- _DATA FOR THIS EXERCISE_:
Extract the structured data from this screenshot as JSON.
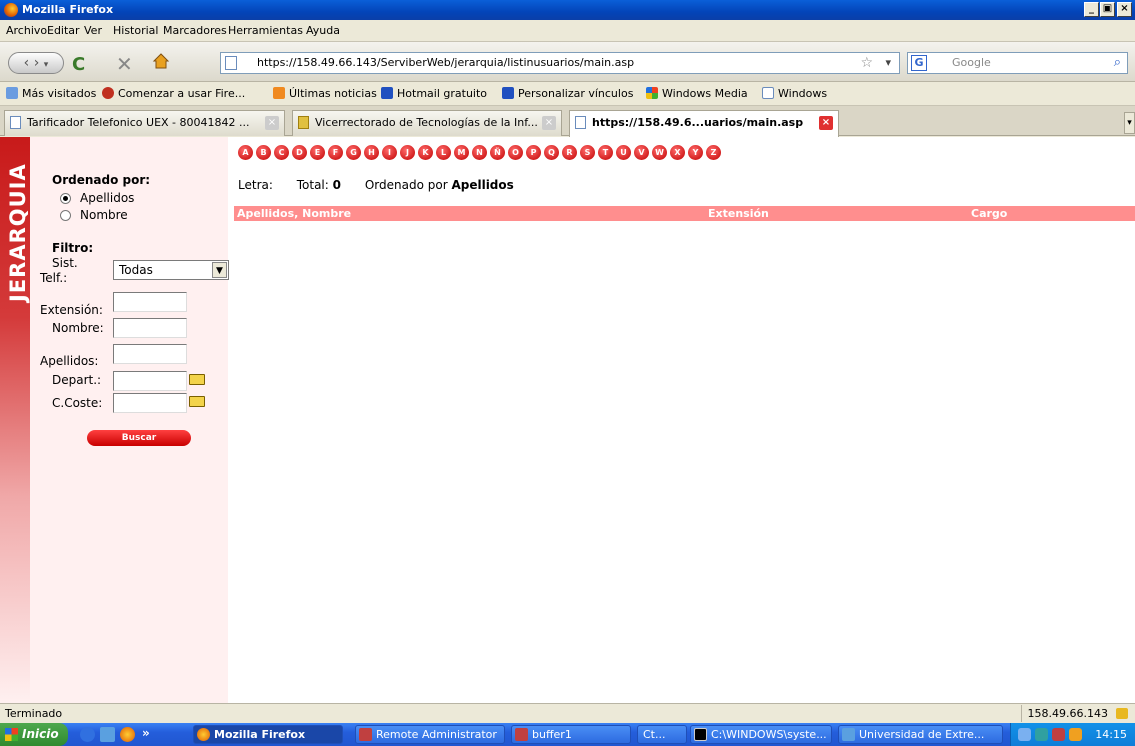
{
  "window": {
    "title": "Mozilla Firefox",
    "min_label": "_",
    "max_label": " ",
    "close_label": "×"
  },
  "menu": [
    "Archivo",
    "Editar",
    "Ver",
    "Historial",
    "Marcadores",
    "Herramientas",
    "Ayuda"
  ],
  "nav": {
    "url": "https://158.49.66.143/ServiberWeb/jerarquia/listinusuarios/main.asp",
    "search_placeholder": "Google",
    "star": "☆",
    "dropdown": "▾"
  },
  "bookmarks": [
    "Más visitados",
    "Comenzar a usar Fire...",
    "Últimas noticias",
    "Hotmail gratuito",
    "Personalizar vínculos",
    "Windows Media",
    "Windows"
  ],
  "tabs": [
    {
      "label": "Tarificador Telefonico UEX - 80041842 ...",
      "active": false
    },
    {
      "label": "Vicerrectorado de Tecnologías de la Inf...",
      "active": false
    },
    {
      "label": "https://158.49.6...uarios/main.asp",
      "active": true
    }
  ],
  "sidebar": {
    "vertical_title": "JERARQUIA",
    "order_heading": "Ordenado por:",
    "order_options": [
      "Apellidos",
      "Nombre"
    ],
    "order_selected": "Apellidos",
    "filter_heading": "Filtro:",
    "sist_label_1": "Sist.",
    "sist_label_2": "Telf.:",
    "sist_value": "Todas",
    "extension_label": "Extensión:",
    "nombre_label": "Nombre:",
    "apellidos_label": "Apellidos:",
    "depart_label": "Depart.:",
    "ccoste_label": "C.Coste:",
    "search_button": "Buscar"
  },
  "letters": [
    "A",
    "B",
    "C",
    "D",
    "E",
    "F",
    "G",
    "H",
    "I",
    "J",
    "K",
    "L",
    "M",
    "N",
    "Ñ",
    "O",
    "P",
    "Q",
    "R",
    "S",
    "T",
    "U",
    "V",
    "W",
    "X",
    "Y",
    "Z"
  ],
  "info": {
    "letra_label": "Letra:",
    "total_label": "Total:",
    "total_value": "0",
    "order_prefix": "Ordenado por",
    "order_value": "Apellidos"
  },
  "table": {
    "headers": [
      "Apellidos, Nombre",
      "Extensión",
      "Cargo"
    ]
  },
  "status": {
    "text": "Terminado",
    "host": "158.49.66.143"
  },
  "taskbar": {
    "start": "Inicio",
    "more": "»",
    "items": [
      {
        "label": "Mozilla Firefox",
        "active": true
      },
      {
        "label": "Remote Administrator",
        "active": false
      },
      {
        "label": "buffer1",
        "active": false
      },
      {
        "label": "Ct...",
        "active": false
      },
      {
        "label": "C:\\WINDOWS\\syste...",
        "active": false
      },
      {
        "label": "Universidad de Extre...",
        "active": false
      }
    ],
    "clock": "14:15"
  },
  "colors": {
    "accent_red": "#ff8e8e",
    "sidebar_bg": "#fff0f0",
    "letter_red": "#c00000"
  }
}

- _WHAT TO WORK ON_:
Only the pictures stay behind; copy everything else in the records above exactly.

- _EXERCISE RESULT_:
Extract the structured data from this screenshot as JSON.
{
  "window": {
    "title": "Mozilla Firefox",
    "min_label": "_",
    "max_label": " ",
    "close_label": "×"
  },
  "menu": [
    "Archivo",
    "Editar",
    "Ver",
    "Historial",
    "Marcadores",
    "Herramientas",
    "Ayuda"
  ],
  "nav": {
    "url": "https://158.49.66.143/ServiberWeb/jerarquia/listinusuarios/main.asp",
    "search_placeholder": "Google",
    "star": "☆",
    "dropdown": "▾"
  },
  "bookmarks": [
    "Más visitados",
    "Comenzar a usar Fire...",
    "Últimas noticias",
    "Hotmail gratuito",
    "Personalizar vínculos",
    "Windows Media",
    "Windows"
  ],
  "tabs": [
    {
      "label": "Tarificador Telefonico UEX - 80041842 ...",
      "active": false
    },
    {
      "label": "Vicerrectorado de Tecnologías de la Inf...",
      "active": false
    },
    {
      "label": "https://158.49.6...uarios/main.asp",
      "active": true
    }
  ],
  "sidebar": {
    "vertical_title": "JERARQUIA",
    "order_heading": "Ordenado por:",
    "order_options": [
      "Apellidos",
      "Nombre"
    ],
    "order_selected": "Apellidos",
    "filter_heading": "Filtro:",
    "sist_label_1": "Sist.",
    "sist_label_2": "Telf.:",
    "sist_value": "Todas",
    "extension_label": "Extensión:",
    "nombre_label": "Nombre:",
    "apellidos_label": "Apellidos:",
    "depart_label": "Depart.:",
    "ccoste_label": "C.Coste:",
    "search_button": "Buscar"
  },
  "letters": [
    "A",
    "B",
    "C",
    "D",
    "E",
    "F",
    "G",
    "H",
    "I",
    "J",
    "K",
    "L",
    "M",
    "N",
    "Ñ",
    "O",
    "P",
    "Q",
    "R",
    "S",
    "T",
    "U",
    "V",
    "W",
    "X",
    "Y",
    "Z"
  ],
  "info": {
    "letra_label": "Letra:",
    "total_label": "Total:",
    "total_value": "0",
    "order_prefix": "Ordenado por",
    "order_value": "Apellidos"
  },
  "table": {
    "headers": [
      "Apellidos, Nombre",
      "Extensión",
      "Cargo"
    ]
  },
  "status": {
    "text": "Terminado",
    "host": "158.49.66.143"
  },
  "taskbar": {
    "start": "Inicio",
    "more": "»",
    "items": [
      {
        "label": "Mozilla Firefox",
        "active": true
      },
      {
        "label": "Remote Administrator",
        "active": false
      },
      {
        "label": "buffer1",
        "active": false
      },
      {
        "label": "Ct...",
        "active": false
      },
      {
        "label": "C:\\WINDOWS\\syste...",
        "active": false
      },
      {
        "label": "Universidad de Extre...",
        "active": false
      }
    ],
    "clock": "14:15"
  },
  "colors": {
    "accent_red": "#ff8e8e",
    "sidebar_bg": "#fff0f0",
    "letter_red": "#c00000"
  }
}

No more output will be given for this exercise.